▶ _DIRECTIONS_: Repeat the data below exactly, dropping any pictures it holds.

(Dataset items)

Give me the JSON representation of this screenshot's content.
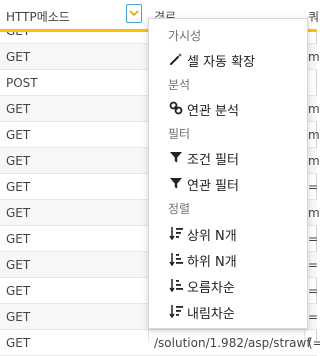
{
  "grid": {
    "columns": [
      "HTTP메소드",
      "경로",
      "쿼"
    ],
    "rows": [
      {
        "method": "GET",
        "url": "",
        "far": ""
      },
      {
        "method": "GET",
        "url": "",
        "far": "m"
      },
      {
        "method": "POST",
        "url": "",
        "far": ""
      },
      {
        "method": "GET",
        "url": "",
        "far": "m"
      },
      {
        "method": "GET",
        "url": "",
        "far": "m"
      },
      {
        "method": "GET",
        "url": "",
        "far": "m"
      },
      {
        "method": "GET",
        "url": "",
        "far": "="
      },
      {
        "method": "GET",
        "url": "",
        "far": "m"
      },
      {
        "method": "GET",
        "url": "",
        "far": "="
      },
      {
        "method": "GET",
        "url": "",
        "far": "="
      },
      {
        "method": "GET",
        "url": "",
        "far": "="
      },
      {
        "method": "GET",
        "url": "",
        "far": "="
      },
      {
        "method": "GET",
        "url": "/solution/1.982/asp/strawf",
        "far": "(="
      }
    ]
  },
  "menu": {
    "visibility_label": "가시성",
    "auto_expand_label": "셀 자동 확장",
    "analysis_label": "분석",
    "related_analysis_label": "연관 분석",
    "filter_label": "필터",
    "condition_filter_label": "조건 필터",
    "related_filter_label": "연관 필터",
    "sort_label": "정렬",
    "top_n_label": "상위 N개",
    "bottom_n_label": "하위 N개",
    "ascending_label": "오름차순",
    "descending_label": "내림차순"
  },
  "colors": {
    "accent": "#ffc107",
    "button_border": "#4aa3df"
  },
  "icons": [
    "chevron-down-icon",
    "magic-wand-icon",
    "link-icon",
    "filter-icon",
    "sort-desc-icon",
    "sort-asc-icon"
  ]
}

▶ _TASK RESULT_:
Give me the JSON representation of this screenshot's content.
{
  "grid": {
    "columns": [
      "HTTP메소드",
      "경로",
      "쿼"
    ],
    "rows": [
      {
        "method": "GET",
        "url": "",
        "far": ""
      },
      {
        "method": "GET",
        "url": "",
        "far": "m"
      },
      {
        "method": "POST",
        "url": "",
        "far": ""
      },
      {
        "method": "GET",
        "url": "",
        "far": "m"
      },
      {
        "method": "GET",
        "url": "",
        "far": "m"
      },
      {
        "method": "GET",
        "url": "",
        "far": "m"
      },
      {
        "method": "GET",
        "url": "",
        "far": "="
      },
      {
        "method": "GET",
        "url": "",
        "far": "m"
      },
      {
        "method": "GET",
        "url": "",
        "far": "="
      },
      {
        "method": "GET",
        "url": "",
        "far": "="
      },
      {
        "method": "GET",
        "url": "",
        "far": "="
      },
      {
        "method": "GET",
        "url": "",
        "far": "="
      },
      {
        "method": "GET",
        "url": "/solution/1.982/asp/strawf",
        "far": "(="
      }
    ]
  },
  "menu": {
    "visibility_label": "가시성",
    "auto_expand_label": "셀 자동 확장",
    "analysis_label": "분석",
    "related_analysis_label": "연관 분석",
    "filter_label": "필터",
    "condition_filter_label": "조건 필터",
    "related_filter_label": "연관 필터",
    "sort_label": "정렬",
    "top_n_label": "상위 N개",
    "bottom_n_label": "하위 N개",
    "ascending_label": "오름차순",
    "descending_label": "내림차순"
  },
  "colors": {
    "accent": "#ffc107",
    "button_border": "#4aa3df"
  },
  "icons": [
    "chevron-down-icon",
    "magic-wand-icon",
    "link-icon",
    "filter-icon",
    "sort-desc-icon",
    "sort-asc-icon"
  ]
}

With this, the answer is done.